A new plan by Fair Trade USA aims to build on the momentum of the movement at a time when sales of products supporting the equitable trade model are up 17.1% in the food channel, according to SPINS.
Part of the strategy — designed to double U.S. sales for Fair Trade farmers by 2015 — involves expanding its producer network beyond smallholder farmer co-ops to include plantations and estates that rely on worker labor, in categories like coffee. The move is controversial given these operations' power dynamic.
Another change involves a more lenient certification policy that has drawn such concern from some stakeholders it's prompted FTUSA to take a second look and conduct a “full review.” It will announce its findings along with any revisions on Dec. 1.

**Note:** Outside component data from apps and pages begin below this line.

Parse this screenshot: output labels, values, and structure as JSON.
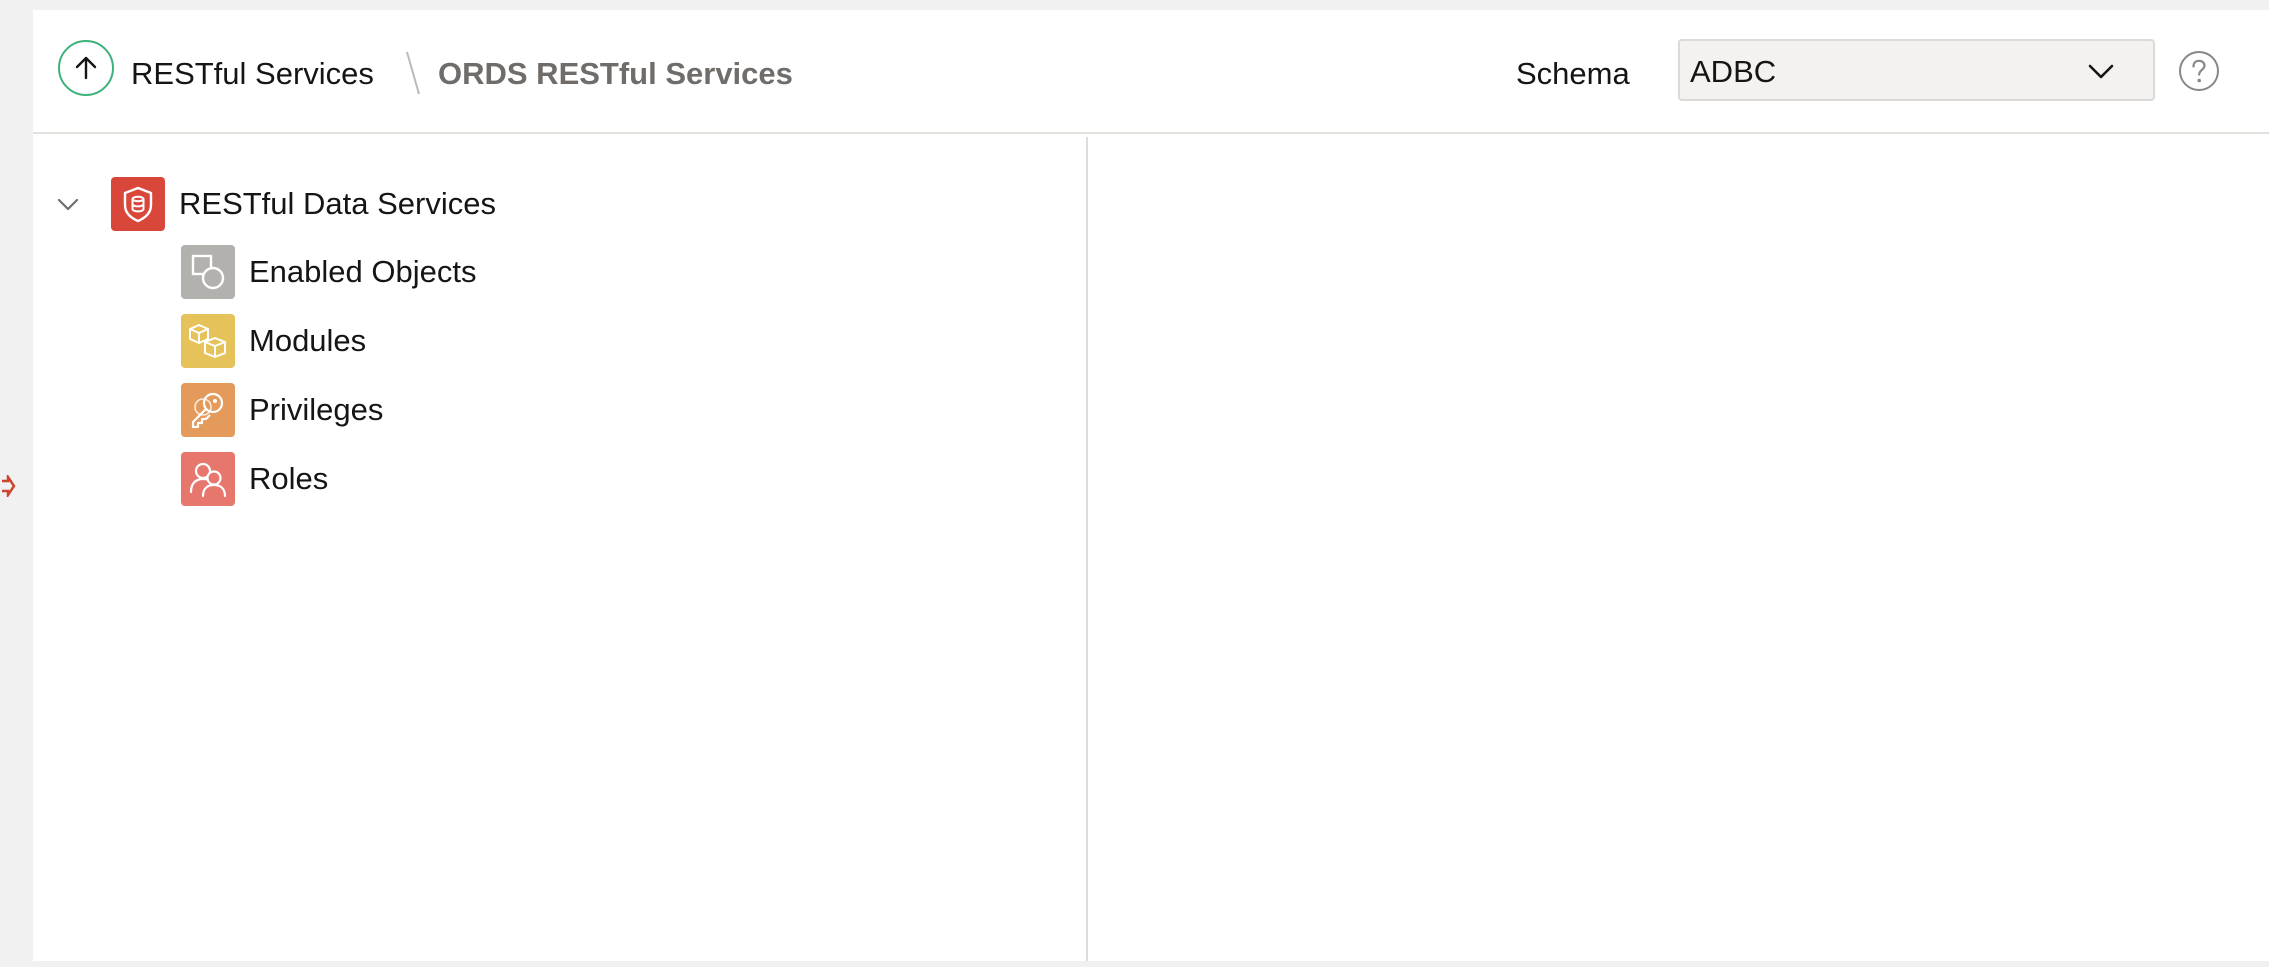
{
  "header": {
    "up_icon": "arrow-up-circle-icon",
    "breadcrumb_root": "RESTful Services",
    "breadcrumb_current": "ORDS RESTful Services",
    "schema_label": "Schema",
    "schema_value": "ADBC",
    "help_icon": "question-circle-icon"
  },
  "tree": {
    "root": {
      "label": "RESTful Data Services",
      "icon": "shield-database-icon",
      "expanded": true
    },
    "children": [
      {
        "label": "Enabled Objects",
        "icon": "shapes-icon",
        "color": "#b3b1ae"
      },
      {
        "label": "Modules",
        "icon": "cubes-icon",
        "color": "#e6c25a"
      },
      {
        "label": "Privileges",
        "icon": "keys-icon",
        "color": "#e39a5a"
      },
      {
        "label": "Roles",
        "icon": "users-icon",
        "color": "#e7766d"
      }
    ]
  },
  "colors": {
    "accent_green": "#3fb07a",
    "root_icon_red": "#d9473b"
  }
}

Basically, the policy that was to take effect Jan. 1 would make it possible for a product that has at least 25% fair trade ingredients to become Fair Trade Certified, even if it contains, say, conventional sugar, or other ingredients for which fair trade options exist. This marks a departure from the Fairtrade International (FLO) standard that requires a certified product contain all fair trade ingredients that are commercially available. (Citing a difference in perspective, FTUSA will resign its membership from FLO at the end of this year.)

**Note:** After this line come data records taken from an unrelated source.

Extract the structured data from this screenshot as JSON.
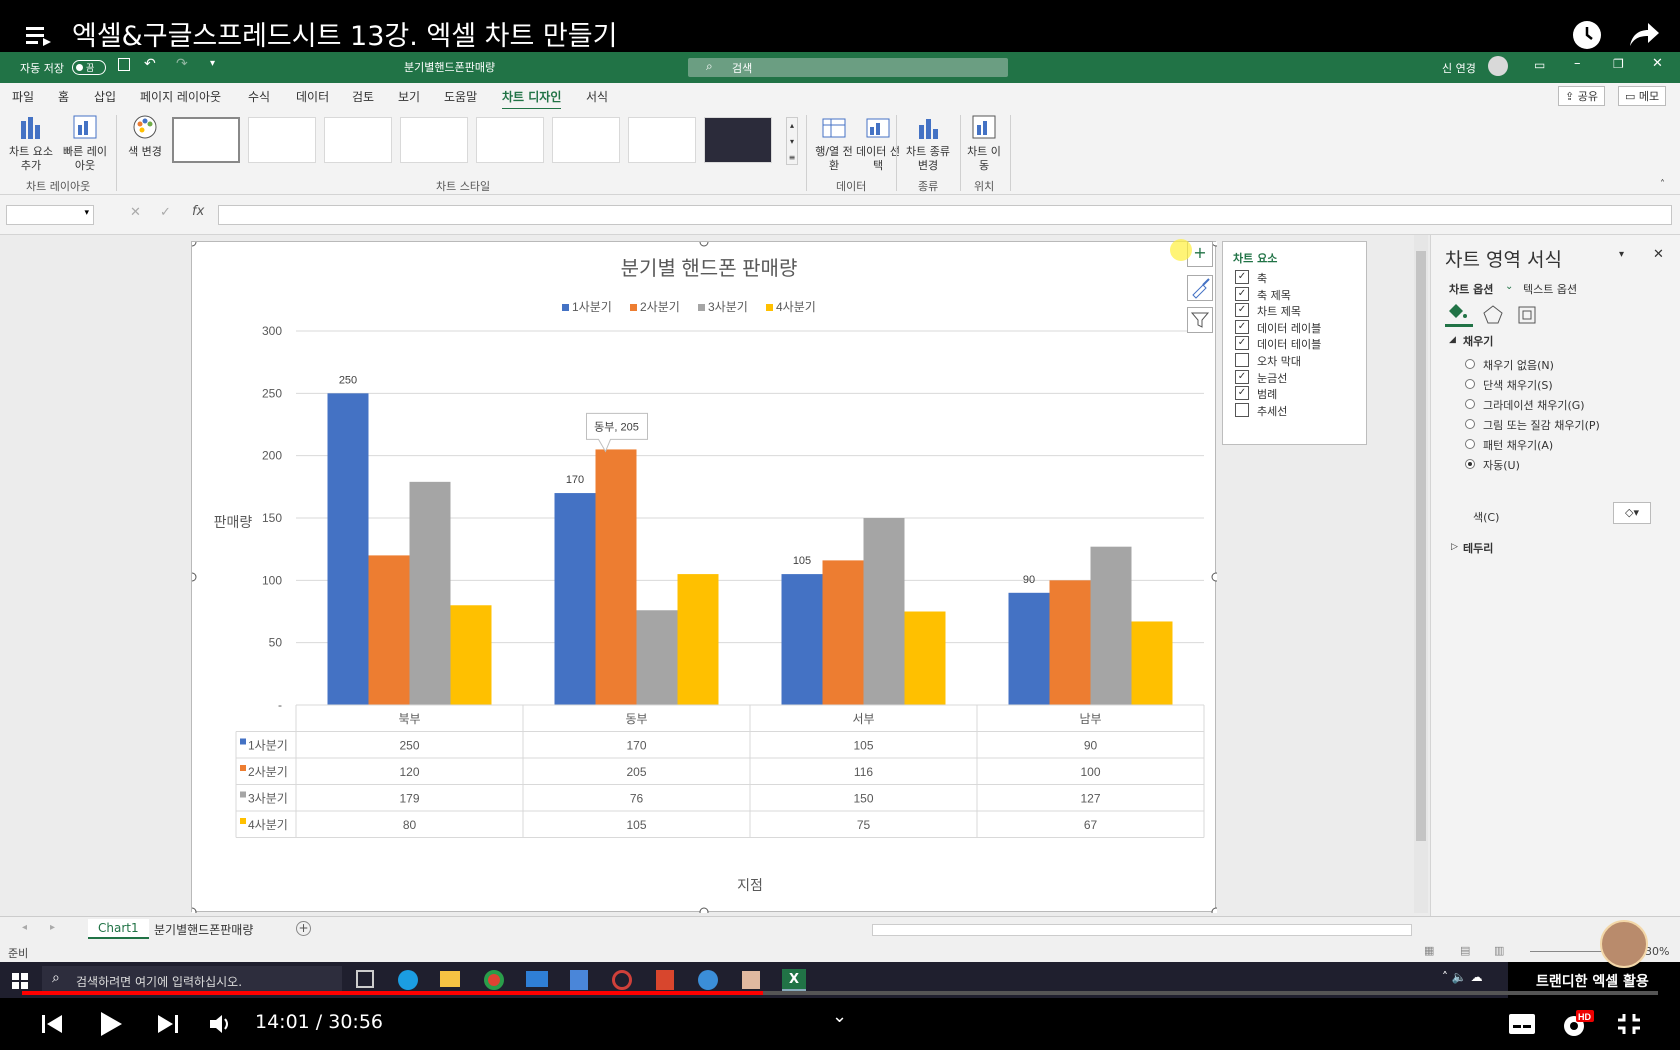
{
  "video": {
    "title": "엑셀&구글스프레드시트 13강. 엑셀 차트 만들기",
    "time": "14:01 / 30:56",
    "progress_fraction": 0.453,
    "channel_overlay": "트랜디한 엑셀 활용"
  },
  "excel": {
    "autosave_label": "자동 저장",
    "autosave_state": "끔",
    "file_name": "분기별핸드폰판매량",
    "search_placeholder": "검색",
    "user_name": "신 연경",
    "tabs": [
      "파일",
      "홈",
      "삽입",
      "페이지 레이아웃",
      "수식",
      "데이터",
      "검토",
      "보기",
      "도움말",
      "차트 디자인",
      "서식"
    ],
    "active_tab": "차트 디자인",
    "share_label": "공유",
    "memo_label": "메모",
    "ribbon": {
      "add_element": "차트 요소 추가",
      "quick_layout": "빠른 레이아웃",
      "change_color": "색 변경",
      "switch_rowcol": "행/열 전환",
      "select_data": "데이터 선택",
      "change_type": "차트 종류 변경",
      "move_chart": "차트 이동",
      "group_layout": "차트 레이아웃",
      "group_styles": "차트 스타일",
      "group_data": "데이터",
      "group_type": "종류",
      "group_location": "위치"
    },
    "sheet_tabs": [
      "Chart1",
      "분기별핸드폰판매량"
    ],
    "status": "준비",
    "zoom": "130%"
  },
  "chart_elements_panel": {
    "title": "차트 요소",
    "items": [
      {
        "label": "축",
        "checked": true
      },
      {
        "label": "축 제목",
        "checked": true
      },
      {
        "label": "차트 제목",
        "checked": true
      },
      {
        "label": "데이터 레이블",
        "checked": true
      },
      {
        "label": "데이터 테이블",
        "checked": true
      },
      {
        "label": "오차 막대",
        "checked": false
      },
      {
        "label": "눈금선",
        "checked": true
      },
      {
        "label": "범례",
        "checked": true
      },
      {
        "label": "추세선",
        "checked": false
      }
    ]
  },
  "format_pane": {
    "title": "차트 영역 서식",
    "tab1": "차트 옵션",
    "tab2": "텍스트 옵션",
    "fill_section": "채우기",
    "fill_options": [
      "채우기 없음(N)",
      "단색 채우기(S)",
      "그라데이션 채우기(G)",
      "그림 또는 질감 채우기(P)",
      "패턴 채우기(A)",
      "자동(U)"
    ],
    "selected_fill": "자동(U)",
    "color_label": "색(C)",
    "border_section": "테두리"
  },
  "taskbar": {
    "search_placeholder": "검색하려면 여기에 입력하십시오."
  },
  "chart_data": {
    "type": "bar",
    "title": "분기별 핸드폰 판매량",
    "xlabel": "지점",
    "ylabel": "판매량",
    "categories": [
      "북부",
      "동부",
      "서부",
      "남부"
    ],
    "series": [
      {
        "name": "1사분기",
        "values": [
          250,
          170,
          105,
          90
        ],
        "color": "#4472c4"
      },
      {
        "name": "2사분기",
        "values": [
          120,
          205,
          116,
          100
        ],
        "color": "#ed7d31"
      },
      {
        "name": "3사분기",
        "values": [
          179,
          76,
          150,
          127
        ],
        "color": "#a5a5a5"
      },
      {
        "name": "4사분기",
        "values": [
          80,
          105,
          75,
          67
        ],
        "color": "#ffc000"
      }
    ],
    "ylim": [
      0,
      300
    ],
    "yticks": [
      "-",
      "50",
      "100",
      "150",
      "200",
      "250",
      "300"
    ],
    "data_labels_shown_series": "1사분기",
    "callout": "동부, 205",
    "legend_position": "top",
    "grid": true,
    "data_table": true
  }
}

I don't doubt that nonprofit FTUSA is genuinely committed to growing the movement for the benefit of producers. I just hope it thinks through the scenario that is likely to play out on shelves should the multi-ingredients policy be adopted in its current form.
The new standard would allow companies in with the understanding that once certified, they'd work to transition any conventional ingredients to fair trade certified. But in the meantime, such products would enjoy an unfair advantage, one that might work as incentive to keep fair trade ingredients at a minimum.

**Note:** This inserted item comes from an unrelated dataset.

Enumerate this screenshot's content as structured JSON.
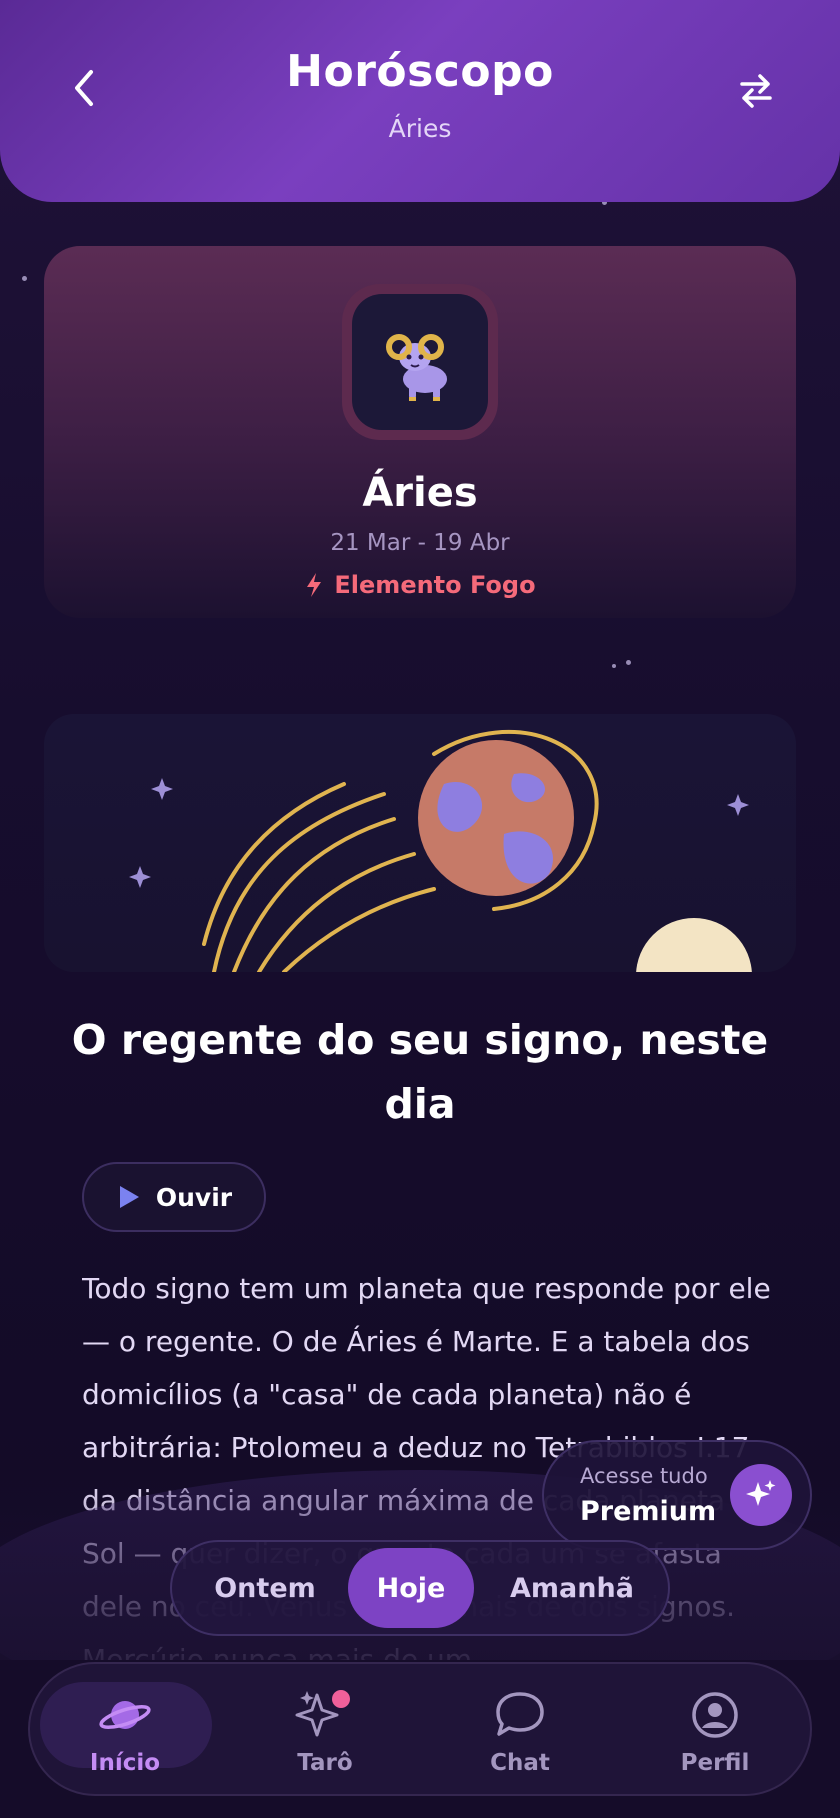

That's because consumers would have no way to distinguish between, say, a chocolate bar that sources all fair trade ingredients and one that meets the minimum threshold for certification. Since both would bear the Fair Trade Certified seal, shoppers would naturally move on to compare price.
The candy containing fewer fair trade ingredients will likely cost much less than its counterpart, since its components are subject to fewer premiums than fair trade commodities. One solution would be to diplay the percentage of fair trade ingredients that a product contains, on its label. Only then could the model truly support conscious consumerism.